The pain will usually get worse if you bend, squat, climb stairs, or sit for long periods of time. Touching your toes may be excruciatingly painful.
What stretches are good for hip pain?
It is often treated with medication and/or a type of medical massage therapy. Stretching exercises (especially as a sciatica treatment or piriformis syndrome treatment) may be discussed in a massage therapy session.
To stretch the muscle, lie on your back and bend the knee toward your chest. Then pull the knee toward the opposite shoulder (for example, pull your right knee toward your left shoulder). If this movement produces pain, you may have this disorder.
Also, you can lay off the side of a bed on your stomach with your head, arms and chest leaning toward the floor. This exercise stretches the piriformis muscle as well as the rest of the back and hip muscles.
This DVD, Nerve Mobilization for the Back, Pelvis and Legs is one of the best massage videos that teaches how to massage the piriformis muscle to reduce pressure, pain, and burning symptoms, allowing natural healing. It also teaches massage for many other medical conditions. It addresses safety precautions, expectations and goals of treatment for many types of medical problems.
This is a short clip of that DVD:
Learn more about massage continuing education webinars from the Benjamin Institute that teach you how to for this syndrome, as well as other issues associated with hip and thigh pain disorders.
This disorder is often caused by sports movements that are repetitive in nature, and add undo stress to certain trigger points, usually through lunges, running up and down hills, or exercising on uneven surfaces.
Proper stretching and warm-up before activities are essential, as well as gradually increasing intensity.

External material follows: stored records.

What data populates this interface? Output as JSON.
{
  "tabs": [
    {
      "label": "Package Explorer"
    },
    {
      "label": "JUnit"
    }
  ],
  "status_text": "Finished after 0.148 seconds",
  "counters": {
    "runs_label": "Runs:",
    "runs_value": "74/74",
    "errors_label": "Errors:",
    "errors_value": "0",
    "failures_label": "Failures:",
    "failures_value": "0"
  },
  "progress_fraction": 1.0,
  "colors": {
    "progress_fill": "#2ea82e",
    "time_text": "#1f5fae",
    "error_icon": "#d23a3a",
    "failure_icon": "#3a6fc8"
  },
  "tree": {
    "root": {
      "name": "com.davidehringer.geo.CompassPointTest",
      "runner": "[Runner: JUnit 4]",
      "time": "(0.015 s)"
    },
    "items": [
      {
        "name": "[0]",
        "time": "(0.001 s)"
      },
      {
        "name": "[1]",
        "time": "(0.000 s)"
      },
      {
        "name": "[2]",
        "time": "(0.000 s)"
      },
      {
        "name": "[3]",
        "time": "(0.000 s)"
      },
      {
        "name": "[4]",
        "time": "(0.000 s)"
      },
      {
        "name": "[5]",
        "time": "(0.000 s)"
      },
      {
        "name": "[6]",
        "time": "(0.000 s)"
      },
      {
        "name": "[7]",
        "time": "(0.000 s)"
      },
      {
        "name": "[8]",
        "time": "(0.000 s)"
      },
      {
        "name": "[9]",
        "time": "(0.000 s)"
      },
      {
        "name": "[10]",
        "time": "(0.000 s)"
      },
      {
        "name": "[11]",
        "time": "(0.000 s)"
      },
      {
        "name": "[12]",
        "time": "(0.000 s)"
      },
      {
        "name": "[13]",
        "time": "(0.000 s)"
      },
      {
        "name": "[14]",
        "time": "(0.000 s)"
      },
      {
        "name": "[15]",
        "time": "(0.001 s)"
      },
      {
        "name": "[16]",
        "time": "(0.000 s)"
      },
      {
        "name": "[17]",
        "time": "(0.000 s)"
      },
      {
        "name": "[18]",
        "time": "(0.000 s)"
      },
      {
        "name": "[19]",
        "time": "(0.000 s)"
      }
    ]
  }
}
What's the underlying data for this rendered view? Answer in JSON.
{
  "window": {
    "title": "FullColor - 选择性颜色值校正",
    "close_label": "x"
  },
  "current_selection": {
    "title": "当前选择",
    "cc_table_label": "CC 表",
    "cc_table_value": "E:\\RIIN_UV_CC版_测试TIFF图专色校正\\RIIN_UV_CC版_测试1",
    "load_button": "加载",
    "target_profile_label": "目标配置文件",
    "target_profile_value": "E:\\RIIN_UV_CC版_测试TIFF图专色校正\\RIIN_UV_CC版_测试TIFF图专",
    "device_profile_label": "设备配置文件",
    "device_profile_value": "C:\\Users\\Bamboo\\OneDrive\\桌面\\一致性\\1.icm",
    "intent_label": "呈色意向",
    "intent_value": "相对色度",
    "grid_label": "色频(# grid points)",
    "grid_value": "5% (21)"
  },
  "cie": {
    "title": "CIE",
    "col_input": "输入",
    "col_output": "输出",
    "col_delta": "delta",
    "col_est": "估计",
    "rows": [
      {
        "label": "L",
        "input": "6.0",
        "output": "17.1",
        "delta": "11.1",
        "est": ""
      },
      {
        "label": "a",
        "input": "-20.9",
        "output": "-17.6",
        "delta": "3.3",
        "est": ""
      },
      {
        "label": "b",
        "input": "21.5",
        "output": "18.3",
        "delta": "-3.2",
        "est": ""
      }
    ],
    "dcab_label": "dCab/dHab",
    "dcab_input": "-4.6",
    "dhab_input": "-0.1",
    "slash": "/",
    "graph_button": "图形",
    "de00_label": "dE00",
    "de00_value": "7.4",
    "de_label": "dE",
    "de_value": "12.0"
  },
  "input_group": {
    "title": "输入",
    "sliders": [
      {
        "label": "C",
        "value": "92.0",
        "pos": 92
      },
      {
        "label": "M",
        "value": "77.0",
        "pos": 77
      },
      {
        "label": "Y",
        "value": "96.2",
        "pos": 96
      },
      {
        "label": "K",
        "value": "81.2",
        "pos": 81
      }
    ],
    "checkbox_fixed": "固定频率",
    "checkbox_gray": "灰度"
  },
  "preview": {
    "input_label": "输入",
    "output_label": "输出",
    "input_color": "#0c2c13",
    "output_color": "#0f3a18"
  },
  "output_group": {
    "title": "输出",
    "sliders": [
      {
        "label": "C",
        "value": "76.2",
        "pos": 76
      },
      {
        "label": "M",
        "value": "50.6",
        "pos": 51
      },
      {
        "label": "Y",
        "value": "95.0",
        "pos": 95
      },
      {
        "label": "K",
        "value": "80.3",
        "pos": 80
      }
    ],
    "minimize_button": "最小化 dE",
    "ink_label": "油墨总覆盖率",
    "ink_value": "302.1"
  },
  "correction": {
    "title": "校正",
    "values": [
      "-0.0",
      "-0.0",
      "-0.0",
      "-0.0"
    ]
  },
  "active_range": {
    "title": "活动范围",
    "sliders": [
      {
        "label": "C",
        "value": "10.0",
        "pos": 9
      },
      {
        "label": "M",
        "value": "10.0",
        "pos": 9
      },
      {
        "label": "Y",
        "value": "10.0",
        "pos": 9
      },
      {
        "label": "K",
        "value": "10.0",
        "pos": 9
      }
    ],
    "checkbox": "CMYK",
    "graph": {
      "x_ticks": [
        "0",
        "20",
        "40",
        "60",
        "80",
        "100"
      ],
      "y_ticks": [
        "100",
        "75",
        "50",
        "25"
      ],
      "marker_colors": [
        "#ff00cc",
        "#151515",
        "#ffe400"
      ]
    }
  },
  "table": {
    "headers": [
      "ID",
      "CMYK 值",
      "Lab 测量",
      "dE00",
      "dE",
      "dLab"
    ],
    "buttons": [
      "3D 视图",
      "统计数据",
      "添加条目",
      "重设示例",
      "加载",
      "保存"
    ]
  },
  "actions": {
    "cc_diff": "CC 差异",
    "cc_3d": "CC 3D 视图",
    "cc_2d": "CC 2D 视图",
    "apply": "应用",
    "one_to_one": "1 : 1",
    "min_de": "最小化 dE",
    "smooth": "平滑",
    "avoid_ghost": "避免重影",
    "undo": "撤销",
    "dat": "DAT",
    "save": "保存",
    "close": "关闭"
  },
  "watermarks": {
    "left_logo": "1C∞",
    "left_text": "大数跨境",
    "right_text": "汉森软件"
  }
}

Piriformis syndrome can also be relieved with rest, ice and heat application rotations, and proper stretching.